HL Deb 08 July 1875 vol 225 cc1131-3

asked the Secretary of State for India, Whether any decision has yet been come to with regard to the new rules affecting the leave of the Uncovenanted Civil Servants in India, whose cases had remained undecided since last year; and, if not, what had become of the list of uncovenanted Civil Servants in Bengal which accompanied a despatch from the Government of India, dated the 26th of May, 1874, and upon whose cases the decision was deferred until the receipt of further information from that Government, while the list from the Province of Oude was accepted, and the officers named in it admitted two years ago to the benefit of the new rules? The Uncovenanted Civil Servants of Bengal felt very much the position in which they were placed with respect to furlough, in comparison with their fellows of Oude. He might mention an instance of a distinguished engineer, who had been placed by the Government in a position of great trust in India, and who, in consequence of the rules to which he referred not having been promulgated, found himself actually much worse off than many of his own subordinates. Now, he thought their Lord-ships would be of opinion that, both on moral and physical grounds, it was of the utmost importance that proper leave should be granted to the Uncovenanted Civil Servants of the Crown in India. He was sure his noble Friend, therefore, would deem it to be his duty to settle the matter as soon as possible.

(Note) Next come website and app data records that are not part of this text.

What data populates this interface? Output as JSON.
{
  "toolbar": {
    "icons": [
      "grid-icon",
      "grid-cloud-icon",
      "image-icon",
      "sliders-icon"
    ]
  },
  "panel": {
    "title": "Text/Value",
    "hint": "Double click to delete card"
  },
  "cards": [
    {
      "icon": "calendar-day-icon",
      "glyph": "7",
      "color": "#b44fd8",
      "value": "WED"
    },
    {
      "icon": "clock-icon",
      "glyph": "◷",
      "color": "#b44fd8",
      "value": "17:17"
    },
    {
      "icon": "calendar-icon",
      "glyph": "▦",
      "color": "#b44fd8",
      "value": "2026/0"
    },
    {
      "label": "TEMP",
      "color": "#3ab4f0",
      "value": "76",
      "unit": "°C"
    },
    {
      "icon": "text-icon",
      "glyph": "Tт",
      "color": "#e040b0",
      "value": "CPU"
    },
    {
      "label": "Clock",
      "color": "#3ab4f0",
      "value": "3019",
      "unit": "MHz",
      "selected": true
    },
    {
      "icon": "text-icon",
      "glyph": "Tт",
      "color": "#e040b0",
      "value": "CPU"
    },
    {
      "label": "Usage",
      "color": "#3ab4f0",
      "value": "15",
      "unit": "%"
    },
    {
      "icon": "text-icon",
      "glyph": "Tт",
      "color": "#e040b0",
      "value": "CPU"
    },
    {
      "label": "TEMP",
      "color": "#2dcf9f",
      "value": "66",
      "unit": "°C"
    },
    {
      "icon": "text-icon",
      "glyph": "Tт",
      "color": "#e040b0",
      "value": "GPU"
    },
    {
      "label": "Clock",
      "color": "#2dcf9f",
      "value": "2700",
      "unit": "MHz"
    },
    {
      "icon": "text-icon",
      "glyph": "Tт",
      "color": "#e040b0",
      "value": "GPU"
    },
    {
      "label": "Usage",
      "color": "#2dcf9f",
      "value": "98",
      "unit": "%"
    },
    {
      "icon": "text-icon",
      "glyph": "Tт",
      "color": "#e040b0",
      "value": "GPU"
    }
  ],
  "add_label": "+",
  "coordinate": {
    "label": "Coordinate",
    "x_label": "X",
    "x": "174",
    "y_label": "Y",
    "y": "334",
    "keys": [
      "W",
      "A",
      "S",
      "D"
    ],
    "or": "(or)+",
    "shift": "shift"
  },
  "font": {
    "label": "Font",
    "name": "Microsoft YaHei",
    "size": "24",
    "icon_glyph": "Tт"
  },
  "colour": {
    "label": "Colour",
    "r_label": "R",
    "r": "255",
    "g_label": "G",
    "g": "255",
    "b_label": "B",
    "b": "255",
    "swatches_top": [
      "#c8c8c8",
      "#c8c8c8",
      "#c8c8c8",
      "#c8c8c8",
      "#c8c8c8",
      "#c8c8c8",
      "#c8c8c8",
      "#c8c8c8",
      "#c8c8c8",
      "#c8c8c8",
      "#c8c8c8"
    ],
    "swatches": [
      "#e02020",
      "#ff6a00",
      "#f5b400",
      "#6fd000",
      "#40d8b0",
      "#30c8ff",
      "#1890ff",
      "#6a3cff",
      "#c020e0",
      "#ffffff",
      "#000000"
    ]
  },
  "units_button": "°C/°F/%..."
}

thought his noble Friend was under some misapprehension as to the exact nature of the prospect which had been held out by the Duke of Argyll with respect to the furlough of the Uncovenanted Civil Servants in India. The noble Duke intimated on two or three occasions to the Government of India that those Uncovenanted Civil Servants who had been appointed from this country ought to enjoy the advantage of certain leave rules more favourable than those which applied to the mass of the Uncovenanted Civil Service. He, at the same time, stated that there were probably special persons who, on account of their particular merits, or the importance of the posts they occupied, might be admitted, if the Government of India deemed right, to similar privileges. But the noble Duke requested that a list of the persons specially recommended should be forwarded to him. The Government of India, however, had always hitherto experienced a difficulty in exactly understanding what it was the Home Government meant to have done; and the result was that they had never been able in the great majority of provinces to send to this country the recommendations which they were asked to furnish. His noble Friend, in putting his Question, referred to a despatch of the 26th of May, 1874. He could not tell how his noble Friend had obtained that information; but, like all ill-gotten goods, it was of no advantage to him, because he had been misled by the information which it contained. The despatch was one of a series, with lists that had been sent up—apparently under a misapprehension—by the local Governments, and they were forwarded by the Indian Go- vernment—probably through some mistake in the office. Before, however, they reached England, they were cancelled by telegram, and withdrawn. The Government at present were not furnished with such lists as the Duke of Argyll required; but a general list of the Uncovenanted Civil Servants had been sent by the Government of India, with a request to the Home Government to determine the principle on which those leave rules were to be granted. The matter, he might add, was under consideration, and he must admit that it had dragged on for a great length of time. He hoped, however, that the correspondence with regard to it was near its termination, and that he should be able to send out precise instructions to India, which would put an end to a suspense to which he did not think it was right the Civil Servants should be exposed. He was afraid they entertained anticipations in the matter which the Duke of Argyll did not intend to create, for he had looked forward only to a very limited selection; and he himself did not wish to raise any extensive expectations, seeing that the question was one in which the Revenue of India was concerned.

House adjourned at a quarter before Eight o'clock, till To-morrow, a quarter before Five o'clock.